The Seabrook McKenzie Trust for Specific Learning Disabilities

We are a Charitable Trust. Our aim is to assist those with Specific Learning Disabilities and their families through direct provision of professional services, such as assessment, guidance, referral services and specialised tuition, and by fostering community awareness of Specific Learning Disabilities through training programmes, research and community education.

The Trust delivers its services through the Seabrook McKenzie Centre and the Jean Seabrook Memorial School.


The Seabrook McKenzie Centre is unique in our country and was established to meet the needs of children with Specific Learning Disabilities (SLD). Founded over 30 years ago by Dr Jean Seabrook, under the patronage of Sir Roy McKenzie, the Centre offers a wide variety of innovative services for children and their families.

The Centre provides thorough individual assessment and intervention, as well as counselling, occupational therapy, and parenting courses.

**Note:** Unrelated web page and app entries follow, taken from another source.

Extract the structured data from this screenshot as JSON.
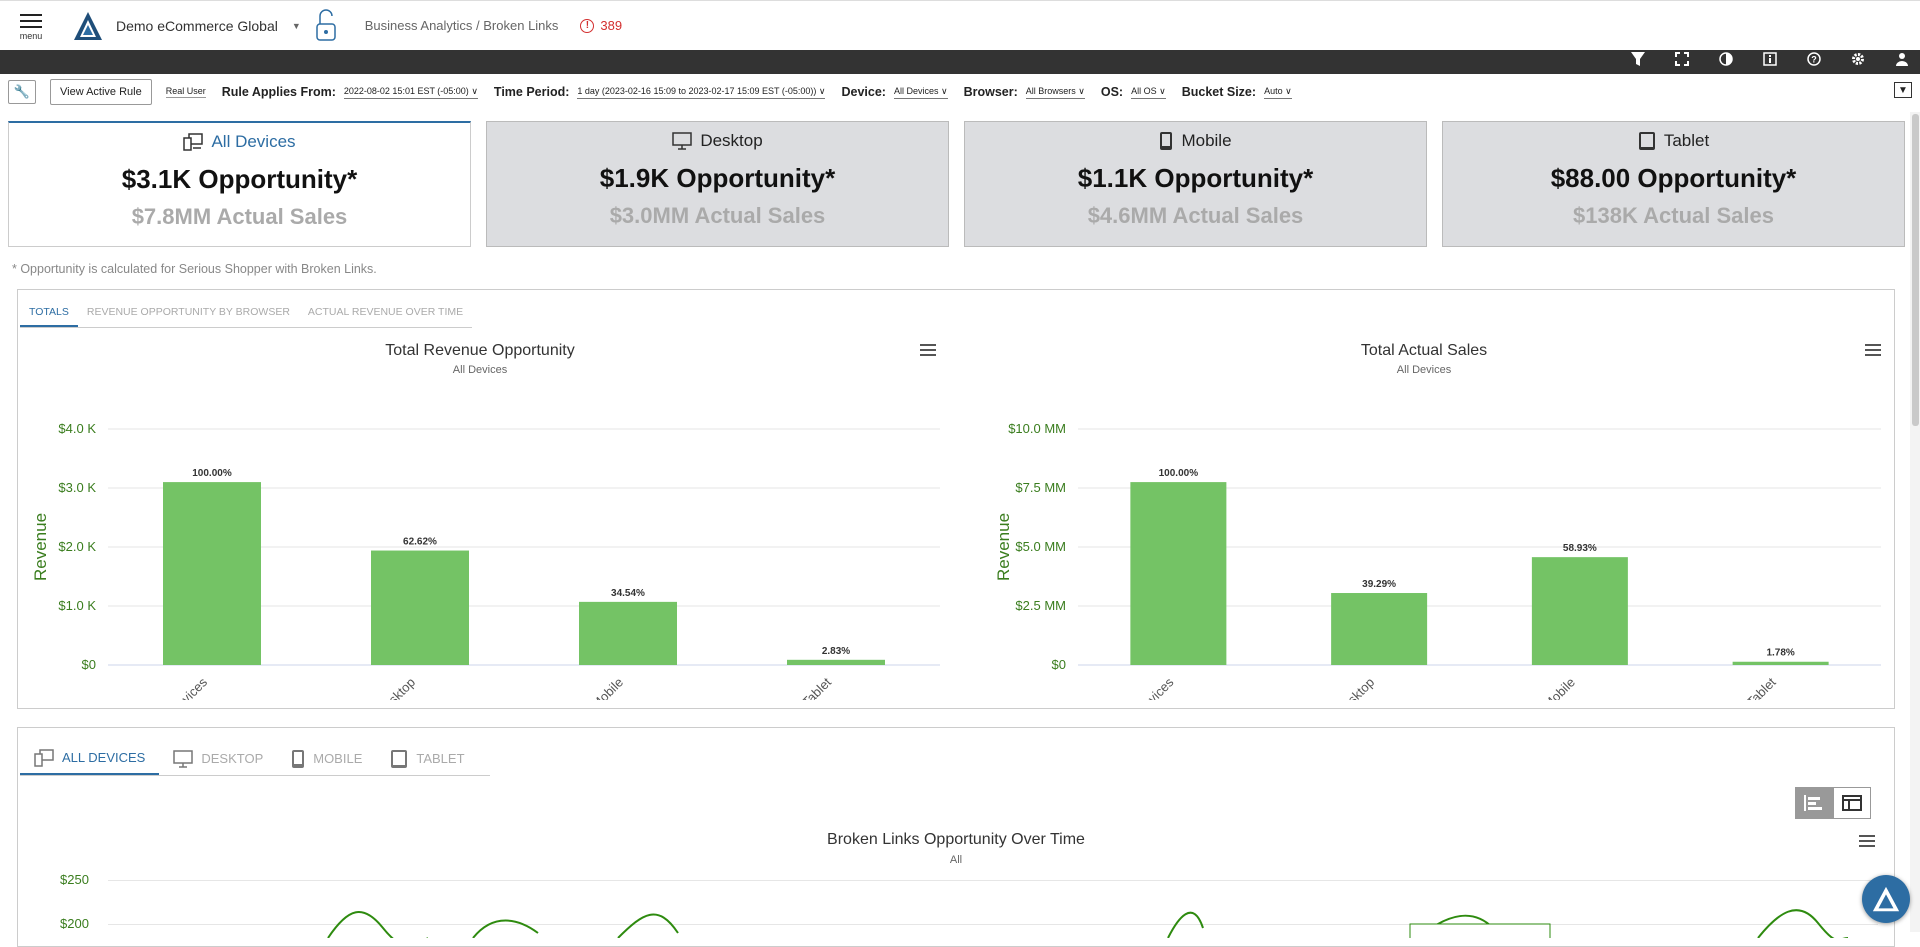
{
  "header": {
    "menu_label": "menu",
    "org_name": "Demo eCommerce Global",
    "breadcrumb": "Business Analytics / Broken Links",
    "alert_count": "389"
  },
  "filters": {
    "view_rule": "View Active Rule",
    "real_user": "Real User",
    "rule_from_label": "Rule Applies From:",
    "rule_from_value": "2022-08-02 15:01 EST (-05:00)",
    "period_label": "Time Period:",
    "period_value": "1 day (2023-02-16 15:09 to 2023-02-17 15:09 EST (-05:00))",
    "device_label": "Device:",
    "device_value": "All Devices",
    "browser_label": "Browser:",
    "browser_value": "All Browsers",
    "os_label": "OS:",
    "os_value": "All OS",
    "bucket_label": "Bucket Size:",
    "bucket_value": "Auto"
  },
  "cards": [
    {
      "title": "All Devices",
      "opportunity": "$3.1K Opportunity*",
      "sales": "$7.8MM Actual Sales"
    },
    {
      "title": "Desktop",
      "opportunity": "$1.9K Opportunity*",
      "sales": "$3.0MM Actual Sales"
    },
    {
      "title": "Mobile",
      "opportunity": "$1.1K Opportunity*",
      "sales": "$4.6MM Actual Sales"
    },
    {
      "title": "Tablet",
      "opportunity": "$88.00 Opportunity*",
      "sales": "$138K Actual Sales"
    }
  ],
  "footnote": "* Opportunity is calculated for Serious Shopper with Broken Links.",
  "panel_tabs": [
    "TOTALS",
    "REVENUE OPPORTUNITY BY BROWSER",
    "ACTUAL REVENUE OVER TIME"
  ],
  "device_tabs": [
    "ALL DEVICES",
    "DESKTOP",
    "MOBILE",
    "TABLET"
  ],
  "over_time": {
    "title": "Broken Links Opportunity Over Time",
    "subtitle": "All",
    "ytick_labels": [
      "$250",
      "$200"
    ]
  },
  "colors": {
    "bar": "#74c365",
    "accent": "#2d6da3",
    "axis_text": "#3a7d1e",
    "alert": "#d32f2f"
  },
  "chart_data": [
    {
      "type": "bar",
      "title": "Total Revenue Opportunity",
      "subtitle": "All Devices",
      "ylabel": "Revenue",
      "categories": [
        "All Devices",
        "Desktop",
        "Mobile",
        "Tablet"
      ],
      "values": [
        3100,
        1940,
        1070,
        88
      ],
      "data_labels": [
        "100.00%",
        "62.62%",
        "34.54%",
        "2.83%"
      ],
      "ylim": [
        0,
        4000
      ],
      "yticks": [
        0,
        1000,
        2000,
        3000,
        4000
      ],
      "ytick_labels": [
        "$0",
        "$1.0 K",
        "$2.0 K",
        "$3.0 K",
        "$4.0 K"
      ]
    },
    {
      "type": "bar",
      "title": "Total Actual Sales",
      "subtitle": "All Devices",
      "ylabel": "Revenue",
      "categories": [
        "All Devices",
        "Desktop",
        "Mobile",
        "Tablet"
      ],
      "values": [
        7750000,
        3050000,
        4570000,
        138000
      ],
      "data_labels": [
        "100.00%",
        "39.29%",
        "58.93%",
        "1.78%"
      ],
      "ylim": [
        0,
        10000000
      ],
      "yticks": [
        0,
        2500000,
        5000000,
        7500000,
        10000000
      ],
      "ytick_labels": [
        "$0",
        "$2.5 MM",
        "$5.0 MM",
        "$7.5 MM",
        "$10.0 MM"
      ]
    }
  ]
}
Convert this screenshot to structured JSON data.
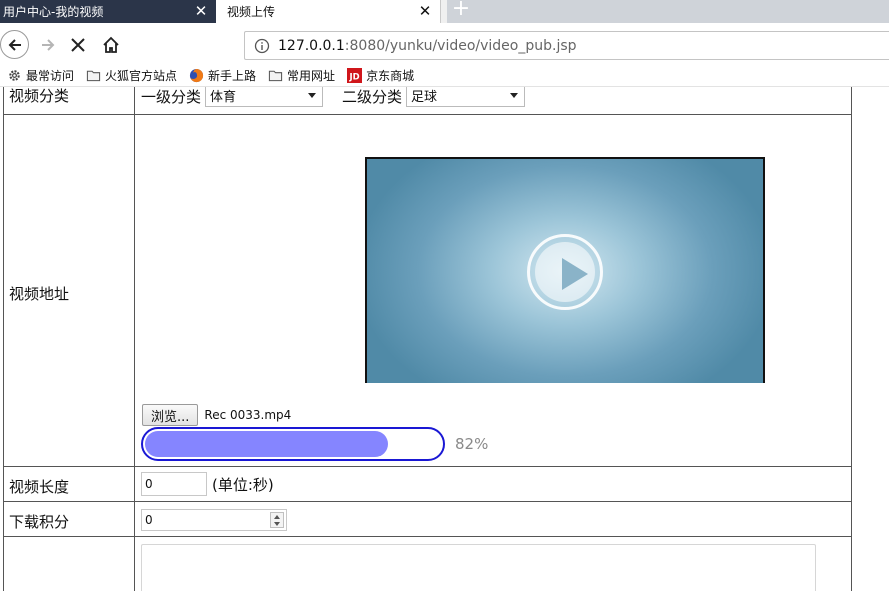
{
  "browser": {
    "tabs": [
      {
        "title": "用户中心-我的视频",
        "active": false
      },
      {
        "title": "视频上传",
        "active": true
      }
    ],
    "url_host": "127.0.0.1",
    "url_rest": ":8080/yunku/video/video_pub.jsp",
    "bookmarks": [
      {
        "label": "最常访问",
        "icon": "gear-icon"
      },
      {
        "label": "火狐官方站点",
        "icon": "folder-icon"
      },
      {
        "label": "新手上路",
        "icon": "firefox-icon"
      },
      {
        "label": "常用网址",
        "icon": "folder-icon"
      },
      {
        "label": "京东商城",
        "icon": "jd-icon"
      }
    ]
  },
  "form": {
    "category": {
      "label": "视频分类",
      "level1_label": "一级分类",
      "level1_value": "体育",
      "level2_label": "二级分类",
      "level2_value": "足球"
    },
    "address": {
      "label": "视频地址",
      "browse_label": "浏览...",
      "file_name": "Rec 0033.mp4",
      "progress_percent": 82,
      "progress_text": "82%"
    },
    "length": {
      "label": "视频长度",
      "value": "0",
      "unit": "(单位:秒)"
    },
    "points": {
      "label": "下载积分",
      "value": "0"
    }
  },
  "colors": {
    "progress_fill": "#8585ff",
    "progress_border": "#1a18d4",
    "inactive_tab": "#2b3549"
  }
}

Almost 12 years ago an on-site school, the Jean Seabrook Memorial School, was established, and provides full time schooling for up to 24 students with very severe learning disabilities. By modifying classroom programmes to take their difficulties into account, and using teaching methods that have been shown to be successful overseas, the results clearly show there is a beneficial effect for these children. We help them to understand and develop coping and learning skills that will allow them to move back into mainstream schooling.

The overriding aim for all services offered through Seabrook McKenzie is to help the student (whether a child or an adult) to realise their potential and lead a fulfilling and productive life.

Many children and teenagers with unrecognised SLDs are referred to mental health services because their behaviours are not understood. Their frustration can lead to violence, self-harm, or depression. They are often bullied and ostracised by their peers. They can be labelled as “Silly, Lazy, and Dumb”. It has been suggested that many of the people in our prisons are the product of an education system that has failed to recognise their SLD. Seabrook McKenzie provides a solution and hope for these children, helping to unlock a brighter future.

Children are referred to Seabrook McKenzie by health professionals, schools, child and youth mental health, and social services. The centre provides assessments for 600-700 children per year, and trains teachers in the teaching techniques needed to deliver specialised intervention. Between 250-300 children are currently receiving such tuition.

We work with both the child and their family to help deal with social, emotional, and/or behavioural problems. And for each child, family, or adult, the approach is individual- there is no ‘one size fits all’ at Seabrook McKenzie, because there’s no ‘one size fits all’ for SLD.

The Seabrook McKenzie Centre has often been described as the missing jigsaw piece for children and families who have unsuccessfully sought help elsewhere- knowing there was something not quite right. The staff of the Centre work collaboratively and proactively with the whole family.

Surprisingly, this Centre receives no government funding. We are however trying to keep our services accessible to all by keeping costs as low as possible and subsidies can be made available through grants and sponsorships.


“When I came to Seabrook I could only spell two words and had little hope of succeeding in the mainstream education system. I learnt that although my dyslexia made both reading and writing a struggle, it was only a disadvantage if I made it into one. I learnt that these drawbacks are manageable and the creative flair that accompanies dyslexia has the potential to turn it into an advantage if you believe in yourself.

I have recently completed a double degree in Arts and Law at Canterbury University and am about to start work as a Solicitor. These achievements would not have been possible without your help.

Thank you for making all of this possible.”

~William (attended in the 90s)